 I note that s. 36(4)(a)(ii) provides an alternative date for the limitation period (i.e. the day on which any criminal proceedings relating to the conduct at issue were disposed of). That alternate event is arguably not connected to a plaintiff’s cause of action or knowledge – at the very least it is clearly not a constituent element of the cause of action provided in s. 36 of the Competition Act. As such, it imposes a limitation period that is probably not subject to discoverability. One could argue that this produces an anomalous result in that the discoverability principle would apply to s. 36(4)(a)(i) but not to s. 36(4)(a)(ii). However, I do not think such an outcome would be anomalous. There is no rule that suggests that both limitation periods in s. 36(4)(a) must operate in the same way.
 I agree with the statements of Sharpe J. in Chadha v. Bayer Inc. (1998), 1998 CanLII 14791 (ON SC), 82 C.P.R. (3d) 202 (Ont. Gen. Div.) about s. 36(4)(a)(i) and (ii). In concluding that it was not beyond doubt that the discoverability principle did not apply to s. 36(4)(a)(i), he noted, at p. 206, that “Parliament has hardly provided potential defendants with an iron-clad assurance that they may not be sued more [than] two years after the cessation of their conduct as the limitation period could start to run again in the event of criminal proceedings.”
 I also agree with the submission of Fanshawe that any other interpretation has the potential to render the remedy nugatory by depriving victims of the chance to make a claim when the conspirators’ concealment has been particularly effective.

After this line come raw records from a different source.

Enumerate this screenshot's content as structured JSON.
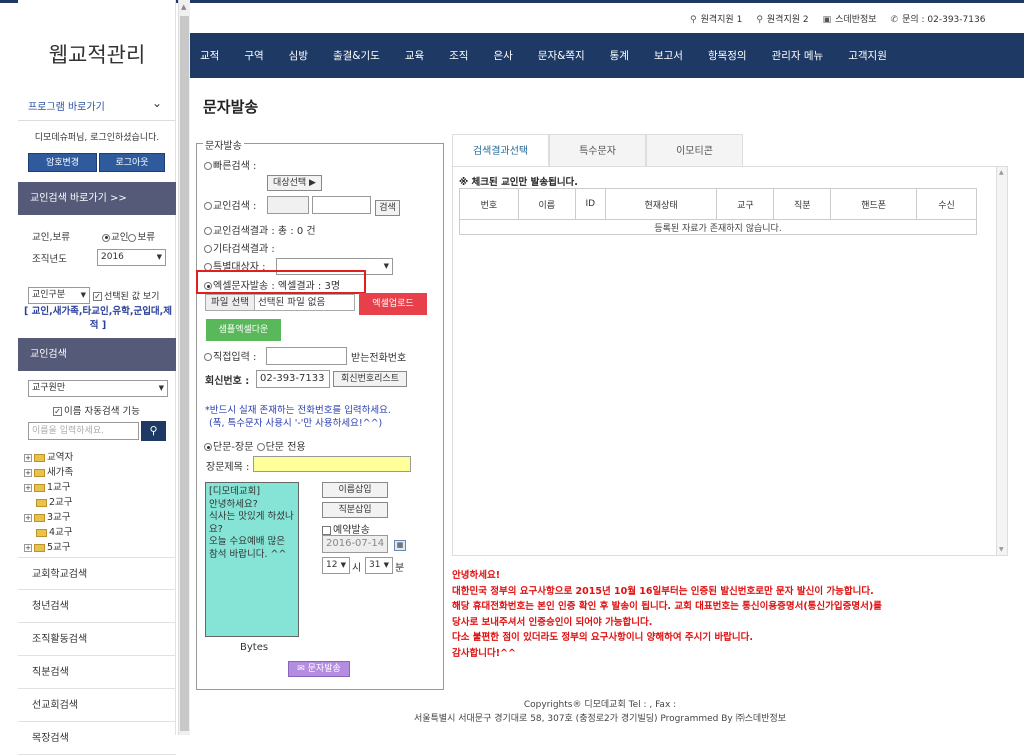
{
  "top_links": [
    "원격지원 1",
    "원격지원 2",
    "스데반정보",
    "문의 : 02-393-7136"
  ],
  "app_title": "웹교적관리",
  "nav": [
    "교적",
    "구역",
    "심방",
    "출결&기도",
    "교육",
    "조직",
    "은사",
    "문자&쪽지",
    "통계",
    "보고서",
    "항목정의",
    "관리자 메뉴",
    "고객지원"
  ],
  "sidebar": {
    "quick_title": "프로그램 바로가기",
    "welcome": "디모데슈퍼님, 로그인하셨습니다.",
    "btn_password": "암호변경",
    "btn_logout": "로그아웃",
    "search_shortcut": "교인검색 바로가기 >>",
    "label_type": "교인,보류",
    "opt_member": "교인",
    "opt_hold": "보류",
    "label_year": "조직년도",
    "year_value": "2016",
    "category_value": "교인구분",
    "show_selected": "선택된 값 보기",
    "category_list": "[ 교인,새가족,타교인,유학,군입대,제적 ]",
    "member_search": "교인검색",
    "district_value": "교구원만",
    "auto_search": "이름 자동검색 기능",
    "name_placeholder": "이름을 입력하세요.",
    "tree": [
      "교역자",
      "새가족",
      "1교구",
      "2교구",
      "3교구",
      "4교구",
      "5교구"
    ],
    "links": [
      "교회학교검색",
      "청년검색",
      "조직활동검색",
      "직분검색",
      "선교회검색",
      "목장검색"
    ]
  },
  "page_title": "문자발송",
  "form": {
    "legend": "문자발송",
    "quick_search": "빠른검색 :",
    "target_select": "대상선택 ▶",
    "member_search": "교인검색 :",
    "search_btn": "검색",
    "member_result": "교인검색결과 : 총 : 0 건",
    "other_result": "기타검색결과 :",
    "special_target": "특별대상자 :",
    "excel_send": "엑셀문자발송 : 엑셀결과 : 3명",
    "file_select": "파일 선택",
    "no_file": "선택된 파일 없음",
    "excel_upload": "엑셀업로드",
    "sample_download": "샘플엑셀다운",
    "direct_input": "직접입력 :",
    "receiver_label": "받는전화번호",
    "reply_label": "회신번호 :",
    "reply_value": "02-393-7133",
    "reply_list": "회신번호리스트",
    "warning_1": "*반드시 실재 존재하는 전화번호를 입력하세요.",
    "warning_2": "(폭, 특수문자 사용시 '-'만 사용하세요!^^)",
    "sms_long": "단문-장문",
    "sms_only": "단문 전용",
    "subject_label": "장문제목 :",
    "message": "[디모데교회]\n안녕하세요?\n식사는 맛있게 하셨나요?\n오늘 수요예배 많은 참석 바랍니다. ^^",
    "insert_name": "이름삽입",
    "insert_role": "직분삽입",
    "reserve": "예약발송",
    "date_value": "2016-07-14",
    "hour_value": "12",
    "hour_unit": "시",
    "min_value": "31",
    "min_unit": "분",
    "bytes_label": "Bytes",
    "send_btn": "문자발송"
  },
  "tabs": [
    "검색결과선택",
    "특수문자",
    "이모티콘"
  ],
  "result": {
    "note": "※ 체크된 교인만 발송됩니다.",
    "columns": [
      "번호",
      "이름",
      "ID",
      "현재상태",
      "교구",
      "직분",
      "핸드폰",
      "수신"
    ],
    "empty": "등록된 자료가 존재하지 않습니다."
  },
  "notice": [
    "안녕하세요!",
    "대한민국 정부의 요구사항으로 2015년 10월 16일부터는 인증된 발신번호로만 문자 발신이 가능합니다.",
    "해당 휴대전화번호는 본인 인증 확인 후 발송이 됩니다. 교회 대표번호는 통신이용증명서(통신가입증명서)를",
    "당사로 보내주셔서 인증승인이 되어야 가능합니다.",
    "다소 불편한 점이 있더라도 정부의 요구사항이니 양해하여 주시기 바랍니다.",
    "감사합니다!^^"
  ],
  "footer": {
    "line1": "Copyrights® 디모데교회 Tel : , Fax :",
    "line2": "서울특별시 서대문구 경기대로 58, 307호 (충정로2가 경기빌딩) Programmed By ㈜스데반정보"
  }
}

In Brazeau v. Canada (Attorney General) (Ont CA, 2020) the Court of Appeal considered federal limitation issues under the Crown Liability and Proceedings Act as follows:
(3) Limitation Period

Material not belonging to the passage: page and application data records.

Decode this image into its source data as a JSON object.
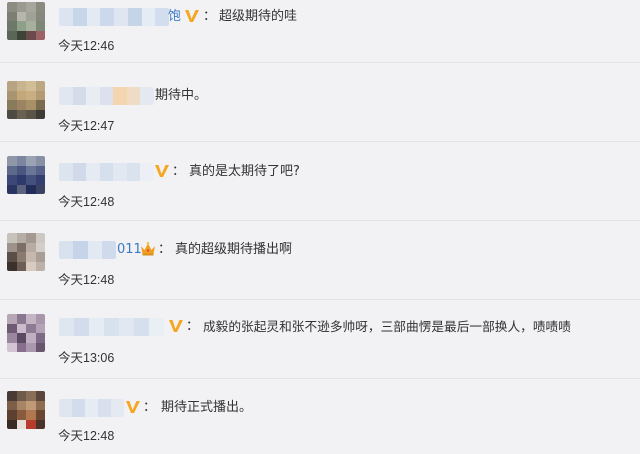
{
  "comments": [
    {
      "name_suffix": "饱",
      "separator": "：",
      "text": "超级期待的哇",
      "time": "今天12:46",
      "badge": "v-badge-icon"
    },
    {
      "name_suffix": "",
      "separator": "",
      "text": "期待中。",
      "time": "今天12:47",
      "badge": ""
    },
    {
      "name_suffix": "",
      "separator": "：",
      "text": "真的是太期待了吧?",
      "time": "今天12:48",
      "badge": "v-badge-icon"
    },
    {
      "name_suffix": "011",
      "separator": "：",
      "text": "真的超级期待播出啊",
      "time": "今天12:48",
      "badge": "crown-icon"
    },
    {
      "name_suffix": "",
      "separator": "：",
      "text": "成毅的张起灵和张不逊多帅呀，三部曲愣是最后一部换人，啧啧啧",
      "time": "今天13:06",
      "badge": "v-badge-icon"
    },
    {
      "name_suffix": "",
      "separator": "：",
      "text": "期待正式播出。",
      "time": "今天12:48",
      "badge": "v-badge-icon"
    }
  ],
  "colors": {
    "background": "#f2f2f4",
    "text": "#333333",
    "link": "#3b79c4",
    "v_badge": "#f5a623",
    "crown": "#f0a020"
  }
}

 In both cases, the motion judge found that the federal six-year limitation set by s. 32 of the Crown Liability and Proceedings Act, R.S.C. 1985, c. C-50, applies to the class members’ claim for damages under s. 24 of the Charter, and to the systemic negligence claim in Reddock as well: Brazeau, at paras. 381-87; Reddock, at paras. 227-35.
 Section 32 provides:
Except as otherwise provided in this Act or in any other Act of Parliament, the laws relating to prescription and the limitation of actions in force in a province between subject and subject apply to any proceedings by or against the Crown in respect of any cause of action arising in that province, and proceedings by or against the Crown in respect of a cause of action arising otherwise than in a province shall be taken within six years after the cause of action arose. We agree with the motion judge that the six-year federal limitation period applies to these claims. The claims for Charter damages in both cases are with respect to the adoption and maintenance of a federal regulatory policy regime regarding administrative segregation that applied in all provinces. In this sense, the claims for Charter damages arise “otherwise than in a province”: see Markevich v. Canada, 2003 SCC 9,  1 S.C.R. 94. As found by the motion judge, the start date for claims in Brazeau is July 20, 2009, and in Reddock, it is March 3, 2011.
 We do not, however, agree with how the motion judge dealt with the potential tolling of the limitation period for particular individuals. At para. 386 of Brazeau, the motion judge said it was open to individual claimants to rebut the running of “the six-year limitation period in accordance with the laws relating to prescription and the limitation of actions in force in a province”. If the federal limitation period applies, we do not understand how the tolling of that limitation period could be determined by provincial law. The Charter claims in both cases are governed by the federal limitation period and the jurisprudence relating to the tolling of that limitation period: see e.g., Doig v. Canada (Minister of National Revenue), 2011 FC 371, 387 F.T.R. 156.